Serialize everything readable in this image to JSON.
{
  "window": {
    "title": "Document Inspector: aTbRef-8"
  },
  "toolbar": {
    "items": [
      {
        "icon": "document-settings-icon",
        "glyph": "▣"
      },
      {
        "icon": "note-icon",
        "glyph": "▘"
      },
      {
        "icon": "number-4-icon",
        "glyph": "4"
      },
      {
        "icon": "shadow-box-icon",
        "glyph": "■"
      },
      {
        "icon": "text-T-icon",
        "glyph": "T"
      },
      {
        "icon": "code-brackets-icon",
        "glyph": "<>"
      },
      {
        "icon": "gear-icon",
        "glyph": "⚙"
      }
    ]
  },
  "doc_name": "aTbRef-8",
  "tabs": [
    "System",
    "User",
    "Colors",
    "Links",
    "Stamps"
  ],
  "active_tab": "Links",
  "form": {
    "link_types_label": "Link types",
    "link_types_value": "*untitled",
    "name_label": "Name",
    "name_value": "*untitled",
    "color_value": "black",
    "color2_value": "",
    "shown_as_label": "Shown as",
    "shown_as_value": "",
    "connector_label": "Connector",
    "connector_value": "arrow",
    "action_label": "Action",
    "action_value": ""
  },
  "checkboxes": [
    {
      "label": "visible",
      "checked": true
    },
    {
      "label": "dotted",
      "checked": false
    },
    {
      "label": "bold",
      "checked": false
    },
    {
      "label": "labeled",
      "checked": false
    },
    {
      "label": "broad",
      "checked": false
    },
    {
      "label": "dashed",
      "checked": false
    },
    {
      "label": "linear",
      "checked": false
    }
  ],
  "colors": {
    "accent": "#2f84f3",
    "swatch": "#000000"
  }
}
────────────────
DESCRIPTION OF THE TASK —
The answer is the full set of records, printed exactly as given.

REPLY TO THE TASK —
Serialize everything readable in this image to JSON.
{
  "window": {
    "title": "Document Inspector: aTbRef-8"
  },
  "toolbar": {
    "items": [
      {
        "icon": "document-settings-icon",
        "glyph": "▣"
      },
      {
        "icon": "note-icon",
        "glyph": "▘"
      },
      {
        "icon": "number-4-icon",
        "glyph": "4"
      },
      {
        "icon": "shadow-box-icon",
        "glyph": "■"
      },
      {
        "icon": "text-T-icon",
        "glyph": "T"
      },
      {
        "icon": "code-brackets-icon",
        "glyph": "<>"
      },
      {
        "icon": "gear-icon",
        "glyph": "⚙"
      }
    ]
  },
  "doc_name": "aTbRef-8",
  "tabs": [
    "System",
    "User",
    "Colors",
    "Links",
    "Stamps"
  ],
  "active_tab": "Links",
  "form": {
    "link_types_label": "Link types",
    "link_types_value": "*untitled",
    "name_label": "Name",
    "name_value": "*untitled",
    "color_value": "black",
    "color2_value": "",
    "shown_as_label": "Shown as",
    "shown_as_value": "",
    "connector_label": "Connector",
    "connector_value": "arrow",
    "action_label": "Action",
    "action_value": ""
  },
  "checkboxes": [
    {
      "label": "visible",
      "checked": true
    },
    {
      "label": "dotted",
      "checked": false
    },
    {
      "label": "bold",
      "checked": false
    },
    {
      "label": "labeled",
      "checked": false
    },
    {
      "label": "broad",
      "checked": false
    },
    {
      "label": "dashed",
      "checked": false
    },
    {
      "label": "linear",
      "checked": false
    }
  ],
  "colors": {
    "accent": "#2f84f3",
    "swatch": "#000000"
  }
}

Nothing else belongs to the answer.